WORK INSTRUCTIONS = Reproduce the records below exactly; no pictures.

RECORD EXCERPTS =
++++++++++
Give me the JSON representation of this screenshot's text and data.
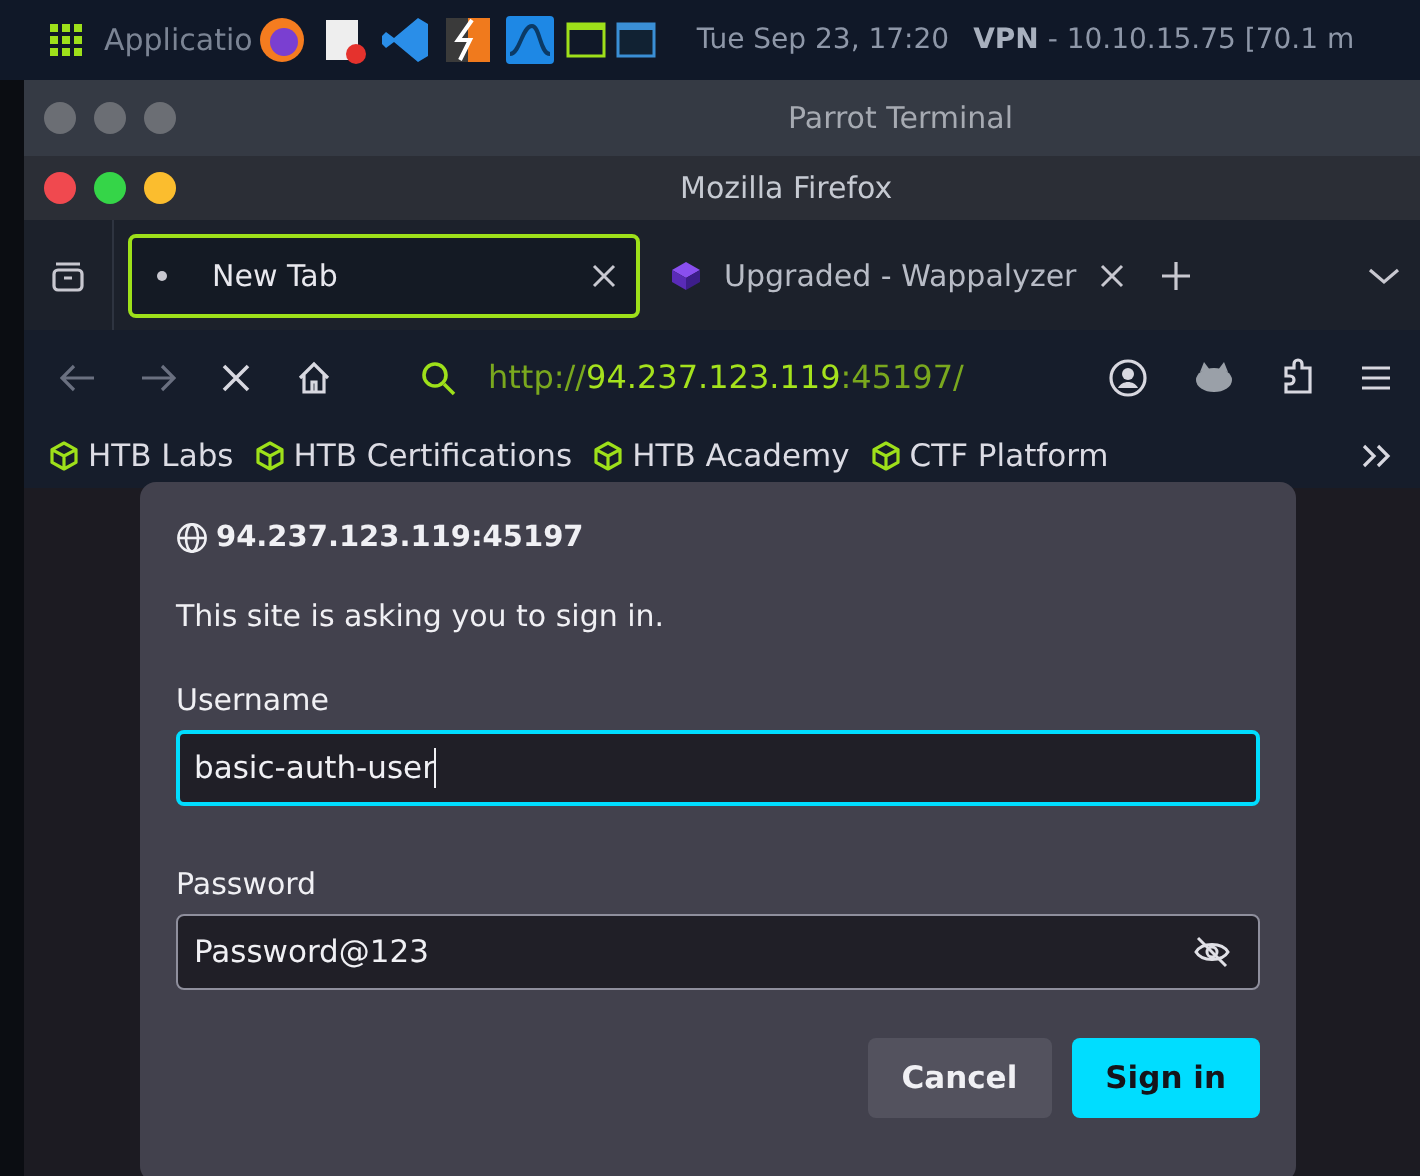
{
  "taskbar": {
    "apps_label": "Applicatio",
    "clock": "Tue Sep 23, 17:20",
    "vpn": "**VPN** - 10.10.15.75 [70.1 m"
  },
  "background_window": {
    "title": "Parrot Terminal"
  },
  "window": {
    "title": "Mozilla Firefox"
  },
  "tabs": [
    {
      "label": "New Tab",
      "selected": true
    },
    {
      "label": "Upgraded - Wappalyzer",
      "selected": false
    }
  ],
  "address_bar": {
    "scheme": "http://",
    "host": "94.237.123.119",
    "port": ":45197/"
  },
  "bookmarks": [
    "HTB Labs",
    "HTB Certifications",
    "HTB Academy",
    "CTF Platform"
  ],
  "dialog": {
    "origin": "94.237.123.119:45197",
    "message": "This site is asking you to sign in.",
    "fields": [
      {
        "label": "Username",
        "value": "basic-auth-user",
        "focused": true,
        "kind": "text"
      },
      {
        "label": "Password",
        "value": "Password@123",
        "focused": false,
        "kind": "revealed-password"
      }
    ],
    "buttons": [
      {
        "label": "Cancel",
        "kind": "secondary"
      },
      {
        "label": "Sign in",
        "kind": "primary"
      }
    ]
  }
}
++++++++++
SOLUTION =
Give me the JSON representation of this screenshot's text and data.
{
  "taskbar": {
    "apps_label": "Applicatio",
    "clock": "Tue Sep 23, 17:20",
    "vpn": "**VPN** - 10.10.15.75 [70.1 m"
  },
  "background_window": {
    "title": "Parrot Terminal"
  },
  "window": {
    "title": "Mozilla Firefox"
  },
  "tabs": [
    {
      "label": "New Tab",
      "selected": true
    },
    {
      "label": "Upgraded - Wappalyzer",
      "selected": false
    }
  ],
  "address_bar": {
    "scheme": "http://",
    "host": "94.237.123.119",
    "port": ":45197/"
  },
  "bookmarks": [
    "HTB Labs",
    "HTB Certifications",
    "HTB Academy",
    "CTF Platform"
  ],
  "dialog": {
    "origin": "94.237.123.119:45197",
    "message": "This site is asking you to sign in.",
    "fields": [
      {
        "label": "Username",
        "value": "basic-auth-user",
        "focused": true,
        "kind": "text"
      },
      {
        "label": "Password",
        "value": "Password@123",
        "focused": false,
        "kind": "revealed-password"
      }
    ],
    "buttons": [
      {
        "label": "Cancel",
        "kind": "secondary"
      },
      {
        "label": "Sign in",
        "kind": "primary"
      }
    ]
  }
}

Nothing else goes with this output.